Elsewhere in Silicon Valley, Google slipped a day after its I/O developers conference, dropping $1.16, or 0.20 percent, to $584.77. The Mountain View tech giant announced it had started purging some search results in Europe at the request of users, part of an order to comply with the so-called "right to be forgotten." Facebook fell 31 cents, or 0.46 percent, to $67.13, a day after being the latest tech company to release a workplace diversity report. The Menlo Park social network reported just 31 percent of its staff is female -- slightly better than Google but less than Yahoo and LinkedIn -- and 91 percent of its workers are either white or Asian. And with an eye on what could be the biggest IPO ever, Chinese Internet giant Alibaba said it would list its shares on the New York Stock Exchange under the ticker name "BABA." No date for its debut has been announced, but there is speculation Alibaba will go public on Aug. 8 -- 8 being an auspicious number in Chinese culure.
Silicon Valley tech stocks
Up: Apple, Google, Intel, Cisco, eBay, Gilead, VMware, Juniper, Netflix, Facebook, Zynga, LinkedIn, Netflix, Tesla, Twitter
Down: Oracle, HP, Yahoo
The SV150 index of Silicon Valley's biggest companies: Up 10.26, or 0.69 percent, to 1,496.27
The tech-heavy Nasdaq composite index: Up 29.40 , or 0.68 percent, to 4,379,76.
The blue chip Dow Jones industrial average: Up 49.38 or 0.29 percent, to 16,867.51.
And the widely watched Standard & Poor's 500 index: Up 9.55, or 0.49 percent, to 1,959.53.

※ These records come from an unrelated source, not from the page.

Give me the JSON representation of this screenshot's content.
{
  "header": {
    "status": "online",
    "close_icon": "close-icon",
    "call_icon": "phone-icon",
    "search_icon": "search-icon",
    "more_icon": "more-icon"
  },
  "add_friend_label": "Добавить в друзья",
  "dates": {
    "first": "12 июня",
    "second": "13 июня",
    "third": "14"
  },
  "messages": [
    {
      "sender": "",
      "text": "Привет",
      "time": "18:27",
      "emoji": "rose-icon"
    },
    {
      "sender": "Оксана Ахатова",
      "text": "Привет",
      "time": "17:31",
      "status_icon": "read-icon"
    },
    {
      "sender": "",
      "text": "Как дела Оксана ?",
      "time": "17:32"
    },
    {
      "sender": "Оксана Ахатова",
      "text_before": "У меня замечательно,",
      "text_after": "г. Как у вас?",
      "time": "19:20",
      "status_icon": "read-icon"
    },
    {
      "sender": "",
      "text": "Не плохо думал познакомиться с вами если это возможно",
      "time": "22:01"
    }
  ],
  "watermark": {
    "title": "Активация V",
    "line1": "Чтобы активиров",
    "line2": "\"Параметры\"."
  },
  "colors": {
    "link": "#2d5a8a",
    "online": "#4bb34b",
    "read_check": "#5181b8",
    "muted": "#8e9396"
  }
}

Check in weekday afternoons for the 60-Second Business Break, a summary of news from Mercury News staff writers, The Associated Press, Bloomberg News and other wire services. Follow Mike Murphy on Twitter at twitter.com/mmmmurf.